‘Metatarsalgia’ is a medical term for pain in the ‘ball’ of the foot. This can range from mild discomfort after sporting activity to severe pain when walking short distances. The pain can be from several structures – from the bones, the joints, from the ligament under the joint (plantar plate) and in some cases from the nerve running beside the bones (Morton’s neuroma). Toe deformities can develop due to failure of these structures.
In most cases the primary problem is abnormal load distribution in the foot. This may be from tightness in the calf muscles, weakness in the muscles in the foot, bunions, arthritis or problems around the ankle. Badly fitting shoes and obesity can contribute. Four times your body weight goes through the ball of the foot on each step, so even being a few pounds overweight will significantly increases the pressure on your feet.
The first step in management is usually to take the pressure off the painful part of the foot, often with an insole from a podiatrist or by addressing any muscles weakness or tightness with physiotherapy.
If this does not improve the pain, then assessment by a foot and ankle specialist is the next step. Further investigations can be arranged such as x-rays, ultrasound and MRI scans, but often the diagnosis can be made by examination only.
There are several operations that are available to address the source of the pain, or to address any underlying cause.
The calf muscle can be lengthened; plantar plate tears can be repaired. Bunions can be corrected and toes can be straightened. Neuromas can be excised.
One of the newest techniques is the use of keyhole surgery to elevate the prominent bones. A distal metatarsal metaphyseal osteotomy (DMMO) is a procedure where the prominent metatarsal heads are cut through a tiny incision using a special burr. This allows the prominent bone to be elevated and take the pressure off the painful nerve. Toe deformities are corrected at the same time.
Metatarsalgia can generally be successfully treated in the modern foot and ankle practice.
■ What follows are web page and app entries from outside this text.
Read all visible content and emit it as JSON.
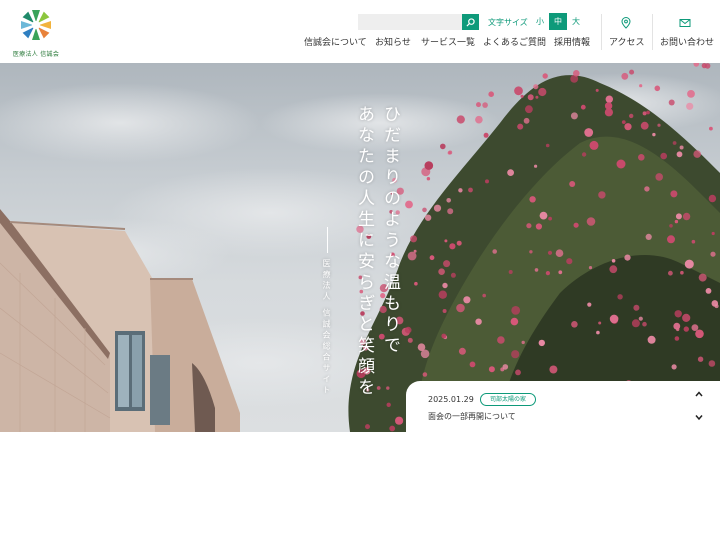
{
  "header": {
    "logo_text": "医療法人 信誠会",
    "search": {
      "placeholder": "",
      "value": ""
    },
    "fontsize": {
      "label": "文字サイズ",
      "small": "小",
      "medium": "中",
      "large": "大",
      "selected": "medium"
    },
    "nav": [
      {
        "label": "信誠会について"
      },
      {
        "label": "お知らせ"
      },
      {
        "label": "サービス一覧"
      },
      {
        "label": "よくあるご質問"
      },
      {
        "label": "採用情報"
      }
    ],
    "utility": {
      "access": "アクセス",
      "contact": "お問い合わせ"
    }
  },
  "hero": {
    "catch_line1": "ひだまりのような温もりで",
    "catch_line2": "あなたの人生に安らぎと笑顔を",
    "sub_catch": "医療法人 信誠会総合サイト"
  },
  "news": {
    "date": "2025.01.29",
    "category": "司部太陽の家",
    "title": "面会の一部再開について"
  },
  "colors": {
    "accent": "#0e9a7a",
    "logo_green": "#2a7a3a",
    "flower_pink": "#d8587a"
  }
}
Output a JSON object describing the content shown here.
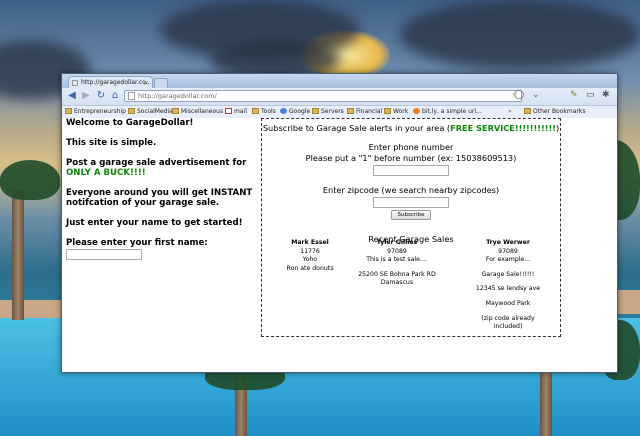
{
  "browser": {
    "tab_title": "http://garagedollar.co...",
    "url": "http://garagedollar.com/",
    "bookmarks": [
      "Entrepreneurship",
      "SocialMedia",
      "Miscellaneous",
      "mail",
      "Tools",
      "Google",
      "Servers",
      "Financial",
      "Work",
      "bit.ly, a simple url..."
    ],
    "other_bookmarks": "Other Bookmarks"
  },
  "left": {
    "welcome": "Welcome to GarageDollar!",
    "simple": "This site is simple.",
    "post_text": "Post a garage sale advertisement for",
    "price": "ONLY A BUCK!!!!",
    "everyone": "Everyone around you will get INSTANT notifcation of your garage sale.",
    "enter_name": "Just enter your name to get started!",
    "first_name_label": "Please enter your first name:",
    "first_name_value": ""
  },
  "subscribe": {
    "title_prefix": "Subscribe to Garage Sale alerts in your area (",
    "free": "FREE SERVICE!!!!!!!!!!!",
    "title_suffix": ")",
    "phone_label": "Enter phone number",
    "phone_hint": "Please put a \"1\" before number (ex: 15038609513)",
    "phone_value": "",
    "zip_label": "Enter zipcode (we search nearby zipcodes)",
    "zip_value": "",
    "button": "Subscribe"
  },
  "recent": {
    "title": "Recent Garage Sales",
    "sales": [
      {
        "name": "Mark Essel",
        "zip": "11776",
        "lines": [
          "Yoho",
          "Ron ate donuts"
        ]
      },
      {
        "name": "Tyler Gillies",
        "zip": "97089",
        "lines": [
          "This is a test sale....",
          "",
          "25200 SE Bohna Park RD",
          "Damascus"
        ]
      },
      {
        "name": "Trye Werwer",
        "zip": "97089",
        "lines": [
          "For example...",
          "",
          "Garage Sale!!!!!!",
          "",
          "12345 se lendsy ave",
          "",
          "Maywood Park",
          "",
          "(zip code already",
          "included)"
        ]
      }
    ]
  },
  "colors": {
    "green": "#0a8a0a",
    "toolbar": "#d5e1f1"
  }
}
This often is achieved by simple non-operative measure such as weight loss, footwear modification and exercise, but there are various surgical options if this fails.